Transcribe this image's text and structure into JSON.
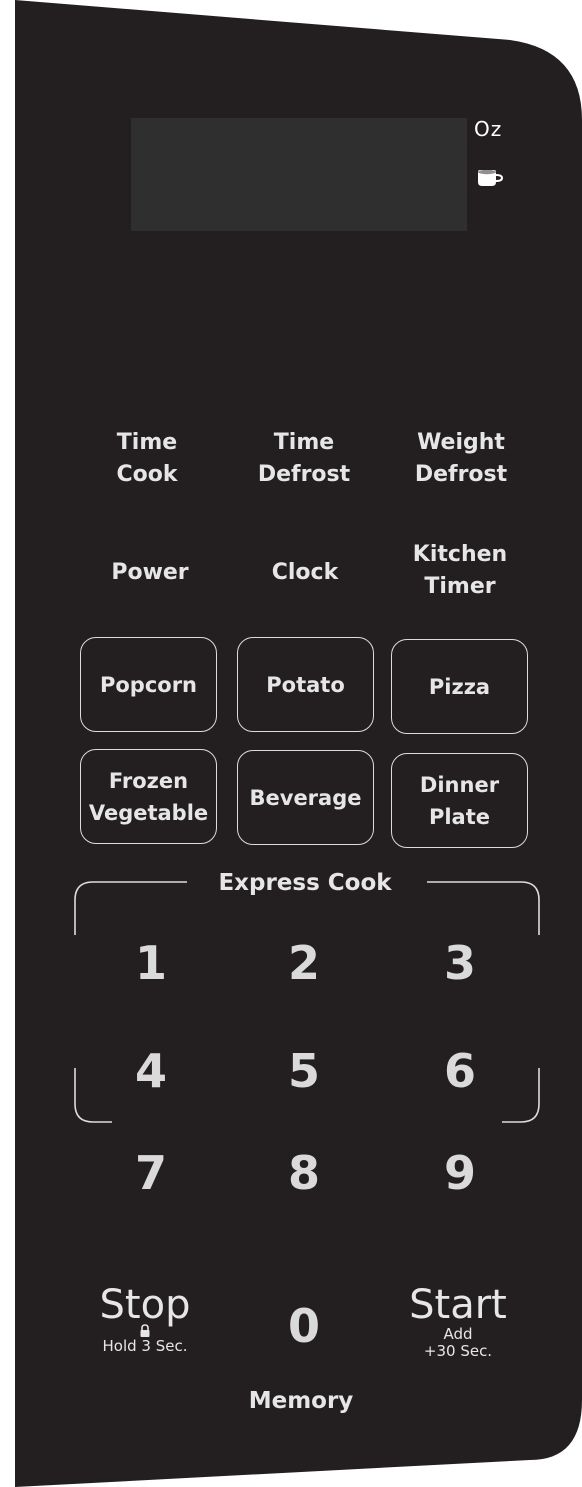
{
  "display": {
    "oz_indicator": "Oz",
    "beverage_indicator_icon": "cup-icon"
  },
  "function_keys": {
    "time_cook": [
      "Time",
      "Cook"
    ],
    "time_defrost": [
      "Time",
      "Defrost"
    ],
    "weight_defrost": [
      "Weight",
      "Defrost"
    ],
    "power": "Power",
    "clock": "Clock",
    "kitchen_timer": [
      "Kitchen",
      "Timer"
    ]
  },
  "auto_keys": {
    "popcorn": "Popcorn",
    "potato": "Potato",
    "pizza": "Pizza",
    "frozen_vegetable": [
      "Frozen",
      "Vegetable"
    ],
    "beverage": "Beverage",
    "dinner_plate": [
      "Dinner",
      "Plate"
    ]
  },
  "express_cook_label": "Express Cook",
  "number_keys": [
    "1",
    "2",
    "3",
    "4",
    "5",
    "6",
    "7",
    "8",
    "9",
    "0"
  ],
  "stop": {
    "label": "Stop",
    "sub": "Hold 3 Sec.",
    "icon": "lock-icon"
  },
  "start": {
    "label": "Start",
    "sub1": "Add",
    "sub2": "+30 Sec."
  },
  "memory_label": "Memory",
  "colors": {
    "panel": "#231f20",
    "display": "#2f2f2f",
    "text": "#e6e6e6",
    "outline": "#dcdcdc"
  }
}
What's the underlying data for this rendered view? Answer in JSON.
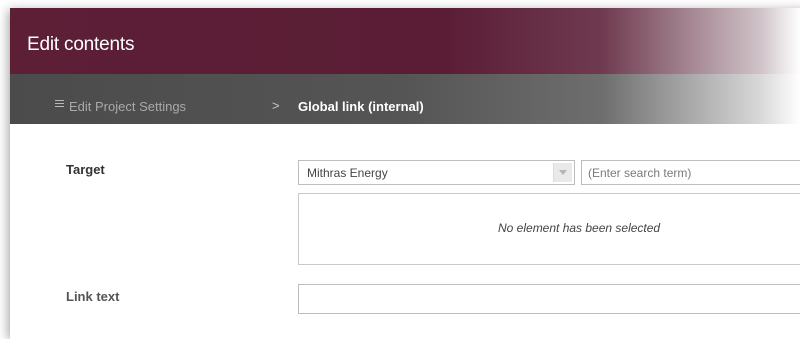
{
  "window": {
    "title": "Edit contents"
  },
  "breadcrumb": {
    "items": [
      {
        "label": "Edit Project Settings"
      },
      {
        "label": "Global link (internal)"
      }
    ],
    "separator": ">"
  },
  "form": {
    "target": {
      "label": "Target",
      "project_select_value": "Mithras Energy",
      "search_placeholder": "(Enter search term)",
      "search_value": "",
      "selection_empty_text": "No element has been selected"
    },
    "link_text": {
      "label": "Link text",
      "value": ""
    }
  },
  "colors": {
    "title_bar": "#5a1d35",
    "breadcrumb_bar": "#4b4b4b"
  },
  "icons": {
    "breadcrumb_menu": "menu-icon",
    "select_arrow": "chevron-down-icon"
  }
}
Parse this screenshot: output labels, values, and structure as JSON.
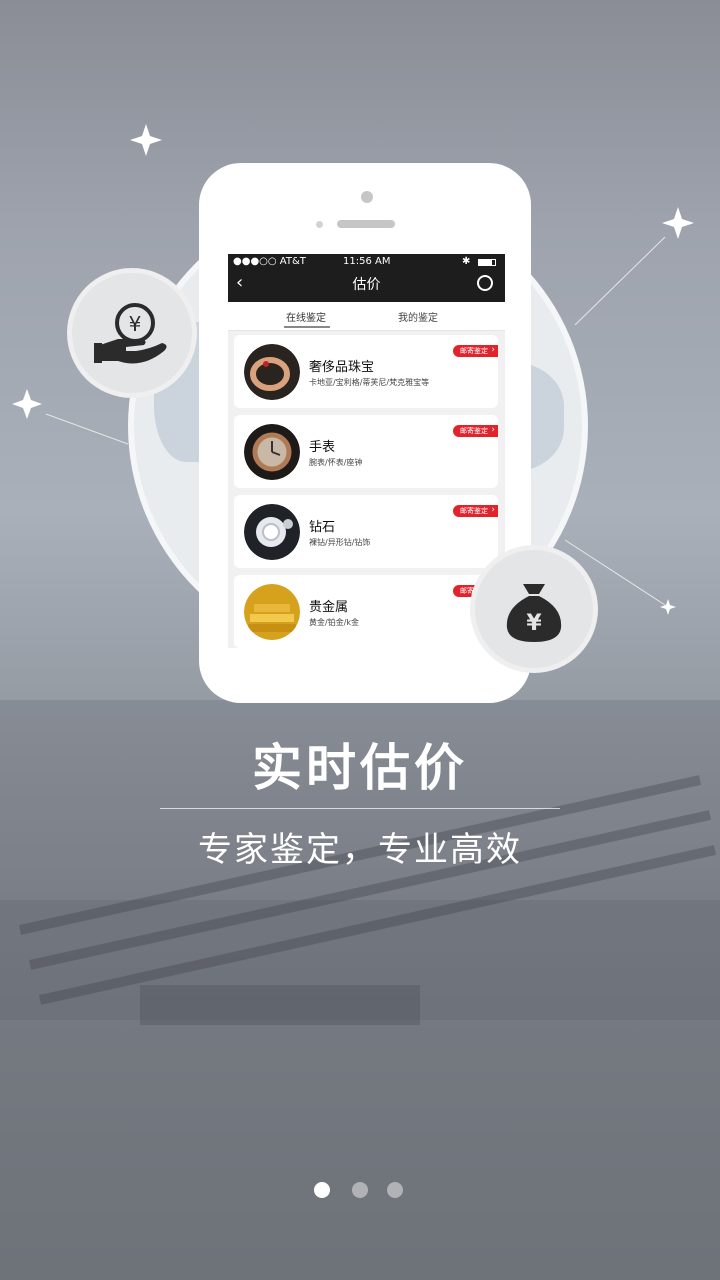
{
  "intro": {
    "headline": "实时估价",
    "subline": "专家鉴定，专业高效",
    "page_dots": [
      true,
      false,
      false
    ]
  },
  "status_bar": {
    "carrier": "●●●○○ AT&T",
    "time": "11:56 AM"
  },
  "nav": {
    "title": "估价"
  },
  "tabs": [
    {
      "label": "在线鉴定",
      "active": true
    },
    {
      "label": "我的鉴定",
      "active": false
    }
  ],
  "categories": [
    {
      "title": "奢侈品珠宝",
      "subtitle": "卡地亚/宝利格/蒂芙尼/梵克雅宝等",
      "badge": "邮寄鉴定",
      "icon": "ring-icon"
    },
    {
      "title": "手表",
      "subtitle": "腕表/怀表/座钟",
      "badge": "邮寄鉴定",
      "icon": "watch-icon"
    },
    {
      "title": "钻石",
      "subtitle": "裸钻/异形钻/钻饰",
      "badge": "邮寄鉴定",
      "icon": "diamond-icon"
    },
    {
      "title": "贵金属",
      "subtitle": "黄金/铂金/k金",
      "badge": "邮寄鉴定",
      "icon": "gold-bar-icon"
    }
  ],
  "colors": {
    "badge": "#e0232d",
    "navbar": "#1d1d1d"
  }
}
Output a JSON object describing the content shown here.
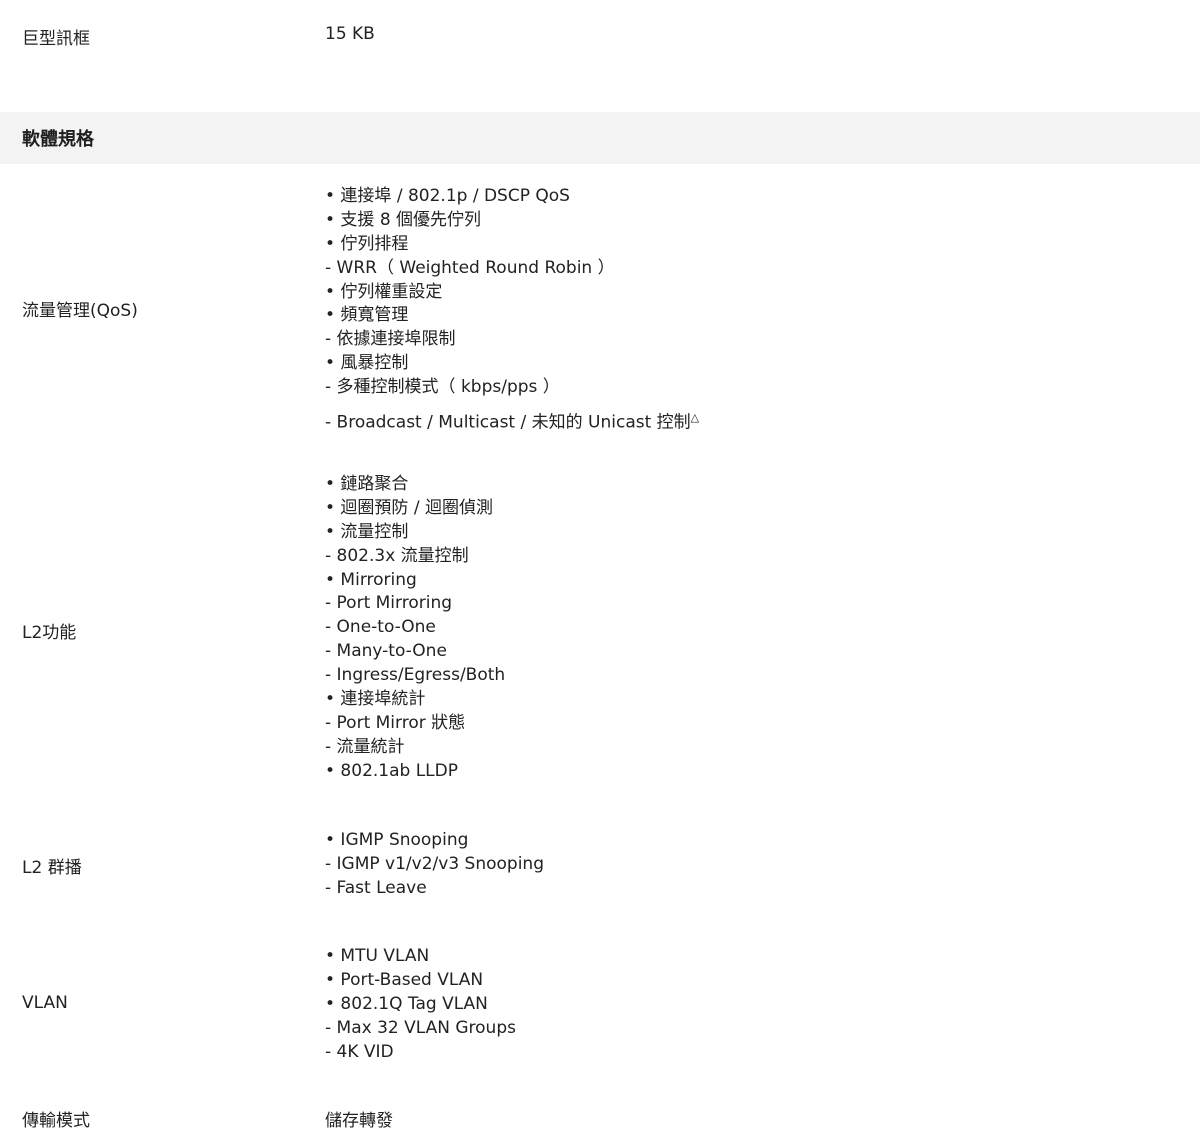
{
  "jumbo_frame": {
    "label": "巨型訊框",
    "value": "15 KB"
  },
  "section": {
    "title": "軟體規格"
  },
  "qos": {
    "label": "流量管理(QoS)",
    "lines": [
      "• 連接埠 / 802.1p / DSCP QoS",
      "• 支援 8 個優先佇列",
      "• 佇列排程",
      "- WRR（ Weighted Round Robin ）",
      "• 佇列權重設定",
      "• 頻寬管理",
      "- 依據連接埠限制",
      "• 風暴控制",
      "- 多種控制模式（ kbps/pps ）"
    ],
    "last_line": "- Broadcast / Multicast / 未知的 Unicast 控制",
    "last_line_mark": "△"
  },
  "l2": {
    "label": "L2功能",
    "lines": [
      "• 鏈路聚合",
      "• 迴圈預防 / 迴圈偵測",
      "• 流量控制",
      "- 802.3x 流量控制",
      "• Mirroring",
      "- Port Mirroring",
      "- One-to-One",
      "- Many-to-One",
      "- Ingress/Egress/Both",
      "• 連接埠統計",
      "- Port Mirror 狀態",
      "- 流量統計",
      "• 802.1ab LLDP"
    ]
  },
  "l2_multicast": {
    "label": "L2 群播",
    "lines": [
      "• IGMP Snooping",
      "- IGMP v1/v2/v3 Snooping",
      "- Fast Leave"
    ]
  },
  "vlan": {
    "label": "VLAN",
    "lines": [
      "• MTU VLAN",
      "• Port-Based VLAN",
      "• 802.1Q Tag VLAN",
      "- Max 32 VLAN Groups",
      "- 4K VID"
    ]
  },
  "transfer": {
    "label": "傳輸模式",
    "value": "儲存轉發"
  }
}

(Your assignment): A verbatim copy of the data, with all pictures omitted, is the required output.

(Response box):
Transcribe this image's text and structure into JSON.
{
  "display": {
    "oz_indicator": "Oz",
    "beverage_indicator_icon": "cup-icon"
  },
  "function_keys": {
    "time_cook": [
      "Time",
      "Cook"
    ],
    "time_defrost": [
      "Time",
      "Defrost"
    ],
    "weight_defrost": [
      "Weight",
      "Defrost"
    ],
    "power": "Power",
    "clock": "Clock",
    "kitchen_timer": [
      "Kitchen",
      "Timer"
    ]
  },
  "auto_keys": {
    "popcorn": "Popcorn",
    "potato": "Potato",
    "pizza": "Pizza",
    "frozen_vegetable": [
      "Frozen",
      "Vegetable"
    ],
    "beverage": "Beverage",
    "dinner_plate": [
      "Dinner",
      "Plate"
    ]
  },
  "express_cook_label": "Express Cook",
  "number_keys": [
    "1",
    "2",
    "3",
    "4",
    "5",
    "6",
    "7",
    "8",
    "9",
    "0"
  ],
  "stop": {
    "label": "Stop",
    "sub": "Hold 3 Sec.",
    "icon": "lock-icon"
  },
  "start": {
    "label": "Start",
    "sub1": "Add",
    "sub2": "+30 Sec."
  },
  "memory_label": "Memory",
  "colors": {
    "panel": "#231f20",
    "display": "#2f2f2f",
    "text": "#e6e6e6",
    "outline": "#dcdcdc"
  }
}
What's the underlying data for this rendered view? Answer in JSON.
{
  "window": {
    "title": "Edit contents"
  },
  "breadcrumb": {
    "items": [
      {
        "label": "Edit Project Settings"
      },
      {
        "label": "Global link (internal)"
      }
    ],
    "separator": ">"
  },
  "form": {
    "target": {
      "label": "Target",
      "project_select_value": "Mithras Energy",
      "search_placeholder": "(Enter search term)",
      "search_value": "",
      "selection_empty_text": "No element has been selected"
    },
    "link_text": {
      "label": "Link text",
      "value": ""
    }
  },
  "colors": {
    "title_bar": "#5a1d35",
    "breadcrumb_bar": "#4b4b4b"
  },
  "icons": {
    "breadcrumb_menu": "menu-icon",
    "select_arrow": "chevron-down-icon"
  }
}
Parse this screenshot: output labels, values, and structure as JSON.
{
  "intro": {
    "headline": "实时估价",
    "subline": "专家鉴定，专业高效",
    "page_dots": [
      true,
      false,
      false
    ]
  },
  "status_bar": {
    "carrier": "●●●○○ AT&T",
    "time": "11:56 AM"
  },
  "nav": {
    "title": "估价"
  },
  "tabs": [
    {
      "label": "在线鉴定",
      "active": true
    },
    {
      "label": "我的鉴定",
      "active": false
    }
  ],
  "categories": [
    {
      "title": "奢侈品珠宝",
      "subtitle": "卡地亚/宝利格/蒂芙尼/梵克雅宝等",
      "badge": "邮寄鉴定",
      "icon": "ring-icon"
    },
    {
      "title": "手表",
      "subtitle": "腕表/怀表/座钟",
      "badge": "邮寄鉴定",
      "icon": "watch-icon"
    },
    {
      "title": "钻石",
      "subtitle": "裸钻/异形钻/钻饰",
      "badge": "邮寄鉴定",
      "icon": "diamond-icon"
    },
    {
      "title": "贵金属",
      "subtitle": "黄金/铂金/k金",
      "badge": "邮寄鉴定",
      "icon": "gold-bar-icon"
    }
  ],
  "colors": {
    "badge": "#e0232d",
    "navbar": "#1d1d1d"
  }
}
Output a JSON object describing the content shown here.
{
  "jumbo_frame": {
    "label": "巨型訊框",
    "value": "15 KB"
  },
  "section": {
    "title": "軟體規格"
  },
  "qos": {
    "label": "流量管理(QoS)",
    "lines": [
      "• 連接埠 / 802.1p / DSCP QoS",
      "• 支援 8 個優先佇列",
      "• 佇列排程",
      "- WRR（ Weighted Round Robin ）",
      "• 佇列權重設定",
      "• 頻寬管理",
      "- 依據連接埠限制",
      "• 風暴控制",
      "- 多種控制模式（ kbps/pps ）"
    ],
    "last_line": "- Broadcast / Multicast / 未知的 Unicast 控制",
    "last_line_mark": "△"
  },
  "l2": {
    "label": "L2功能",
    "lines": [
      "• 鏈路聚合",
      "• 迴圈預防 / 迴圈偵測",
      "• 流量控制",
      "- 802.3x 流量控制",
      "• Mirroring",
      "- Port Mirroring",
      "- One-to-One",
      "- Many-to-One",
      "- Ingress/Egress/Both",
      "• 連接埠統計",
      "- Port Mirror 狀態",
      "- 流量統計",
      "• 802.1ab LLDP"
    ]
  },
  "l2_multicast": {
    "label": "L2 群播",
    "lines": [
      "• IGMP Snooping",
      "- IGMP v1/v2/v3 Snooping",
      "- Fast Leave"
    ]
  },
  "vlan": {
    "label": "VLAN",
    "lines": [
      "• MTU VLAN",
      "• Port-Based VLAN",
      "• 802.1Q Tag VLAN",
      "- Max 32 VLAN Groups",
      "- 4K VID"
    ]
  },
  "transfer": {
    "label": "傳輸模式",
    "value": "儲存轉發"
  }
}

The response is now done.